These examples can be extended to mixing of more than two vapours.
The restriction or nozzle used for obtaining choking conditions may be of various designs. Typically, one or more choking orifices (holes or slits) placed next to each other at carefully selected distance from the substrate or used. Examples are shown in
Hereafter additional details of the invention are given with reference to the (continuous, or semi-continuous) deposition of zinc and magnesium onto a steel strip. It will be clear that these examples can be extended to the deposition of other components and more than two components or just one component. The principle of the vapour deposition process is sketched in
In the past problems have been encountered mixing zinc and magnesium in a fixed ratio. It was found that often only one element was more preferably deposited at the steel strip and that non-uniform mass transport was encountered. The main reason for this to occur is when a difference in vapour pressures exist between zinc and magnesium at the position where it is combined.

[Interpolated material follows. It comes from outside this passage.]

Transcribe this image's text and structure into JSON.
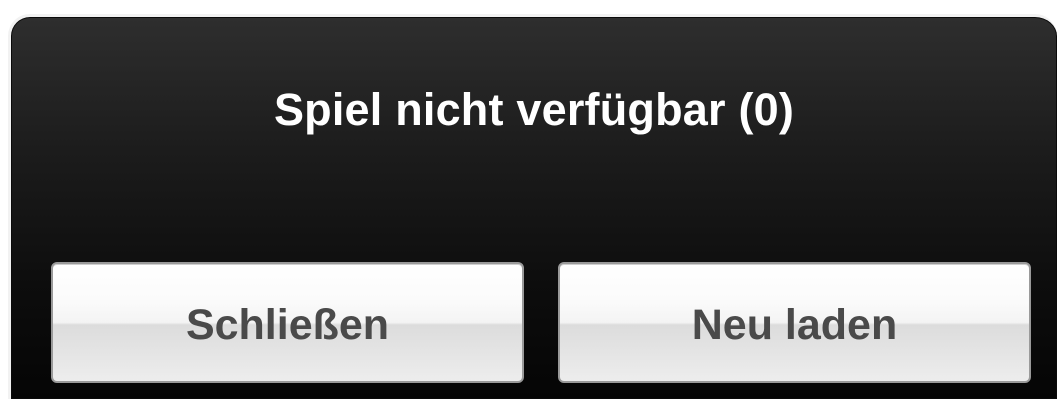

In case diffusion of magnesium and zinc is the main driving force for transport, this is caused by the fact that if the vapour pressure of one element is higher than that of the other element, the first element will flow toward the other element. The second element is then prevented to diffuse against the stream, and is thus effectively prevented from being deposited.
In experiments it appeared that in case a choking zinc orifice is placed next to a magnesium orifice, the mass flow magnesium or zinc is less than would be expected assuming choked flow in both the magnesium and zinc orifice. This indicates that interaction occurs of the flow after the zinc orifice and the magnesium orifice. Dependent on the conditions, the pressure after for example the zinc orifice can be too high for the magnesium orifice to become choked. In that case the mass flow magnesium is not well defined. In other cases the flow rate zinc is lower than expected.
The observations described above lead to three designs, which are depicted in
Hereafter the invention is illustrated with reference to two practical examples, the deposition of a zinc-magnesium alloy, via the elements zinc and magnesium, onto a steel strip. Of course these examples should not be regarded in a restrictive manner. Many variations are possible, as will be clear to the skilled person. The deposition device is of the semi-continuous type, see
At deposition the pressure in the vacuum chamber is of the order of 1 Pa. The deposition device used has negligible vapour velocity in the evaporation vessel (20,21) and approximately isentropic flow does exist between vessel (20,21) and restriction (22,23,24,25), that is the stagnation pressure and temperature at the restriction is equal to the temperature and pressure in the evaporation vessel.
In example 1, sketched in
In example 2, sketched in